Michael Greenstone recently presented new results from the Climate Impact Lab at the National Academy of Sciences. This work (and the talk) follow logically from Sol's talk to the same NAS group back in November. The work Michael presented represented a major team effort that included [amazing] contributions by Tamma Carleton, James Rising, and Megan Landin here at GPL.
Amir Jina, James Rising, and Solomon Hsiang were coauthors on the book "Economic Risks of Climate Change: An American Prospectus" published by Columbia University Press. The analysis in the book was the research behind the Risky Business initiative lead by Michael Bloomberg, Hank Paulson and Tom Steyer. Commentary by Karen Fisher-Vanden, Michael Greenstone, Geoffrey Heal, Michael Oppenheimer, and Nicholas Stern and Bob Ward enrich the original analysis.

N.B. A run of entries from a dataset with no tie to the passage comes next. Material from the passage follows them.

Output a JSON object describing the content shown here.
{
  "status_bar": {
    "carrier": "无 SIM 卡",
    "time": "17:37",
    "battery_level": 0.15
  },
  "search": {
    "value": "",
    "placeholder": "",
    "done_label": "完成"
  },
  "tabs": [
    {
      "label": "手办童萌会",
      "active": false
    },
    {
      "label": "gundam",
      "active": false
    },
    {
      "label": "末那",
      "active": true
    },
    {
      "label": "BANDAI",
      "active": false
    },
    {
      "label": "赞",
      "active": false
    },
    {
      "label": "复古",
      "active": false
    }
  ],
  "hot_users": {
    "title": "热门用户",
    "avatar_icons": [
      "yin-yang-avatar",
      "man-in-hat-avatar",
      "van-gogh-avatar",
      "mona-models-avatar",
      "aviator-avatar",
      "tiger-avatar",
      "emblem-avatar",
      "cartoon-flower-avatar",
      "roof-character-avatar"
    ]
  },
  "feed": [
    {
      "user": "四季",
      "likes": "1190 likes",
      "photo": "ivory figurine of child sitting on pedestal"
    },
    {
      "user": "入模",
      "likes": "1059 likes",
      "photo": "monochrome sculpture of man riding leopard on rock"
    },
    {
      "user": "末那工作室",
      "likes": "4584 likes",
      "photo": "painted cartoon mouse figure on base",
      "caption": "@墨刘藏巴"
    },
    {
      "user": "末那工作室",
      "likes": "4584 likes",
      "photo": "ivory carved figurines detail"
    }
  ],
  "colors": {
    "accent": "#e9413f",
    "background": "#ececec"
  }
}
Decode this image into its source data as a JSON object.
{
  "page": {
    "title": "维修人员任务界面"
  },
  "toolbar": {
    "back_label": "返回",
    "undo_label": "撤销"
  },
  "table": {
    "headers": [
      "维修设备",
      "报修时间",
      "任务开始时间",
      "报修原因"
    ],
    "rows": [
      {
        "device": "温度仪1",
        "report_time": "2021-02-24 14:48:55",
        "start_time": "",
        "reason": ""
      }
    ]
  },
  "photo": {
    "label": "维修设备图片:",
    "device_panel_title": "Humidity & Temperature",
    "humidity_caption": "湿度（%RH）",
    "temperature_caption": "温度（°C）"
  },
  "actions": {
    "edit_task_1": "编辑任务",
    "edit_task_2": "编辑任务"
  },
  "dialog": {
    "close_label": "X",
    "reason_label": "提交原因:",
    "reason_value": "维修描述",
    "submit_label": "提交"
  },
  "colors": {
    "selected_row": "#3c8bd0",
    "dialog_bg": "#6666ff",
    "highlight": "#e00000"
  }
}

The American Climate Prospectus was cited in President Obama's proposed budget for 2016. One key feature of the budget highlighted by the White House was its strong focus on evaluating and managing climate change as a fiscal issue. There is an entire section of the budget on "Federal Budget Exposure to Climate Risk" which states:
The global climate is changing and is projected to continue to change over this century and beyond.1 Climate change impacts—such as rising sea level and more frequent and intense extreme weather events—will increasingly strain the Federal budget. The ability of policymakers to make smart investment decisions and to steward the Federal budget over the long term is increasingly dependent on understanding the Federal Government’s exposure to climate risks.